“Once the new government is in place, we will be talking to them in order to understand their additional fiscal measures and how this would reflect on their budget performance and debt burden both in the short and medium term,” Elena Okorotchenko, S&P’s senior director for Asian sovereign ratings, said in an interview.
“Depending on what we learn from this, we may be able to act either by affirming the rating and revising the outlook back to stable or downgrading,” she said.
Okorotchenko spoke to Reuters on the sidelines of the Asia Development Bank’s annual meeting, held in Nusa Dua, Indonesia.

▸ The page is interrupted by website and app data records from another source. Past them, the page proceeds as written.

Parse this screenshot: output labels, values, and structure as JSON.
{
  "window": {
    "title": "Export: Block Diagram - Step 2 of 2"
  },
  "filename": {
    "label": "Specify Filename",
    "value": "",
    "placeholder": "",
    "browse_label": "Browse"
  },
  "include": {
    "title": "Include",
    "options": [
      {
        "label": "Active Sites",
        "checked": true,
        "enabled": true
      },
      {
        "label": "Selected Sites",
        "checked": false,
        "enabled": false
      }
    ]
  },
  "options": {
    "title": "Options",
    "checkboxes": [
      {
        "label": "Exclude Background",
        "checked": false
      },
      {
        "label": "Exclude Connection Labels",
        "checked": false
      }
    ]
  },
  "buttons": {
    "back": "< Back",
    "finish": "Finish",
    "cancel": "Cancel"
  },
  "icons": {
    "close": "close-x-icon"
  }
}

India’s month-long general election are due to finish on 13 May and the next government is expected to take office in June.
But market watchers fear the elections could produce a weak coalition government as India grapples with the global economic slowdown and a spate of militant attacks in the past year.
S&P in February changed its outlook on India to negative from stable, indicating it was considering a cut in its rating from BBB-minus, the lowest investment grade rating.
A sovereign rating is an indicator of a country’s financial health and a rating downgrade could raise the interest rates paid by the government and companies when they borrow money.
India’s deteriorating finances and swelling budget deficit have been a growing concern, with the current government sharply increasing borrowing to pay for economic stimulus programmes.
Goldman Sachs expects the total Indian Central and state deficit will rise to 10.3% of the gross domestic product, among the highest in the world, by the end of 2008-09, from 6.3% last year.